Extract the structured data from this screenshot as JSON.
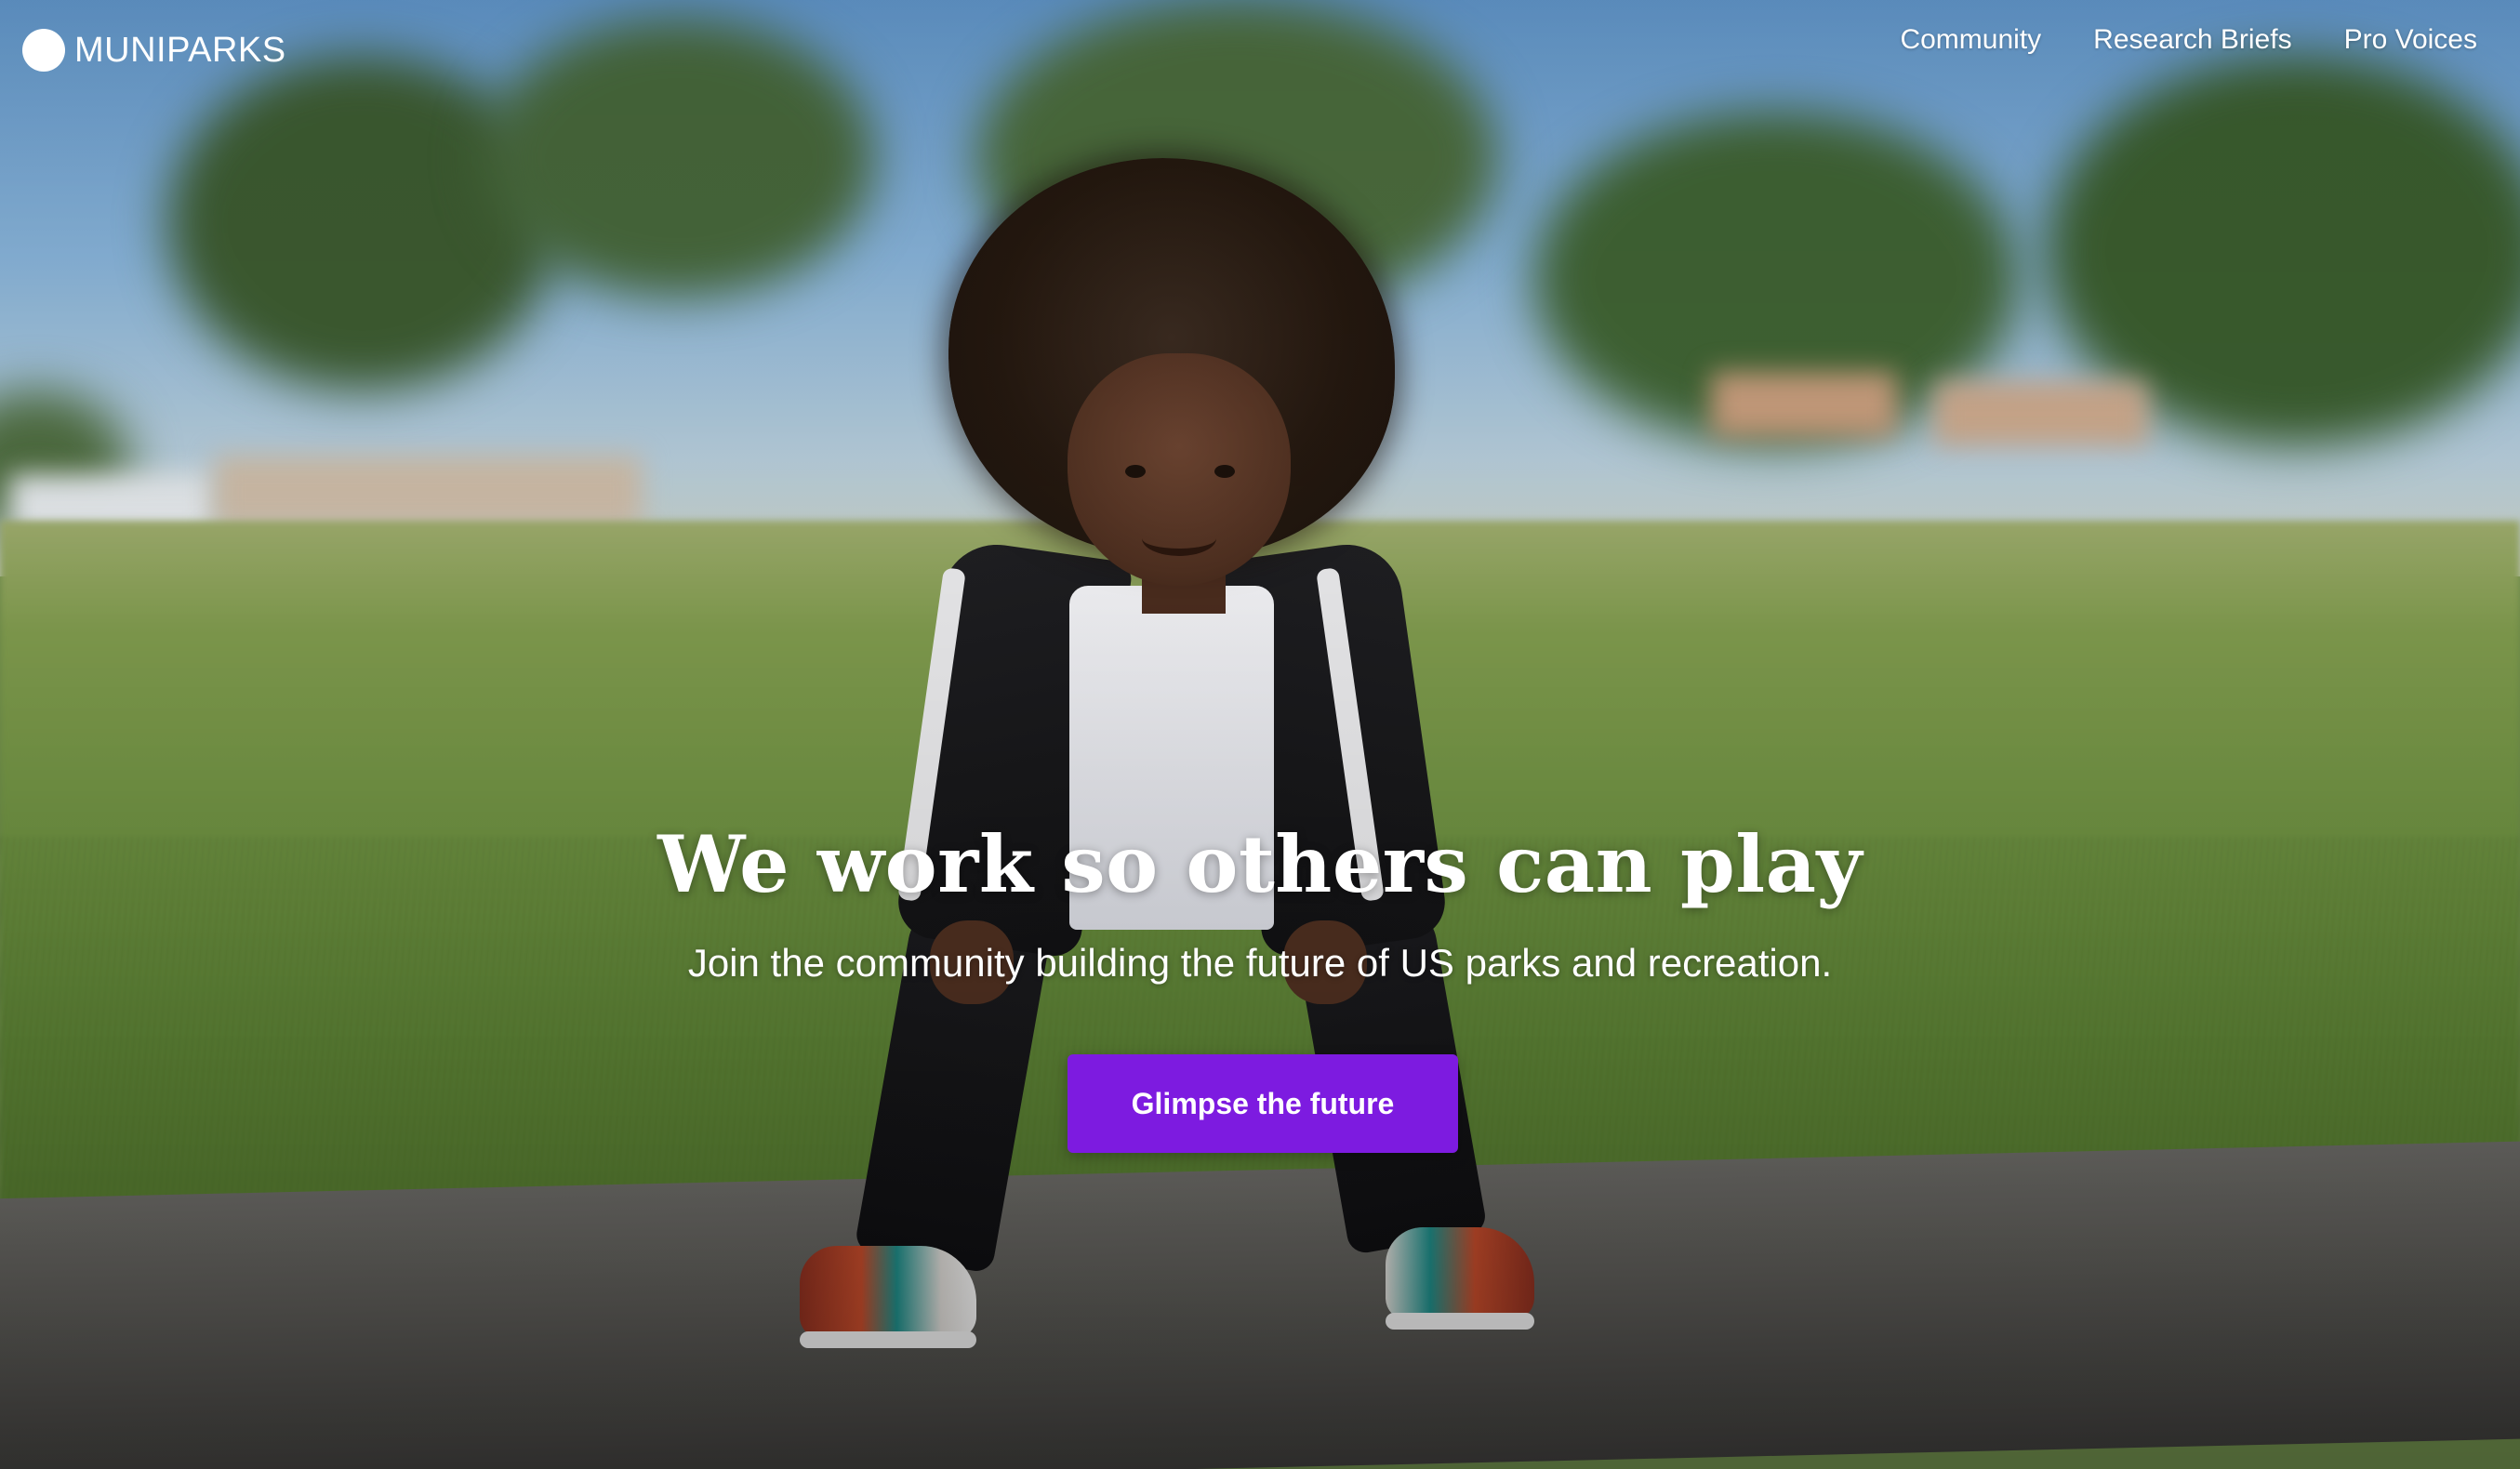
{
  "brand": {
    "name": "MUNIPARKS",
    "logo_icon": "circle-logo-icon"
  },
  "nav": {
    "links": [
      {
        "label": "Community"
      },
      {
        "label": "Research Briefs"
      },
      {
        "label": "Pro Voices"
      }
    ]
  },
  "hero": {
    "headline": "We work so others can play",
    "subheadline": "Join the community building the future of US parks and recreation.",
    "cta_label": "Glimpse the future",
    "background_image": "child-in-park-photo"
  },
  "colors": {
    "cta_background": "#7d1be0",
    "text": "#ffffff"
  }
}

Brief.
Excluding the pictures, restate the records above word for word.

Written response.
Extract the structured data from this screenshot as JSON.
{
  "brand": {
    "name": "MUNIPARKS",
    "logo_icon": "circle-logo-icon"
  },
  "nav": {
    "links": [
      {
        "label": "Community"
      },
      {
        "label": "Research Briefs"
      },
      {
        "label": "Pro Voices"
      }
    ]
  },
  "hero": {
    "headline": "We work so others can play",
    "subheadline": "Join the community building the future of US parks and recreation.",
    "cta_label": "Glimpse the future",
    "background_image": "child-in-park-photo"
  },
  "colors": {
    "cta_background": "#7d1be0",
    "text": "#ffffff"
  }
}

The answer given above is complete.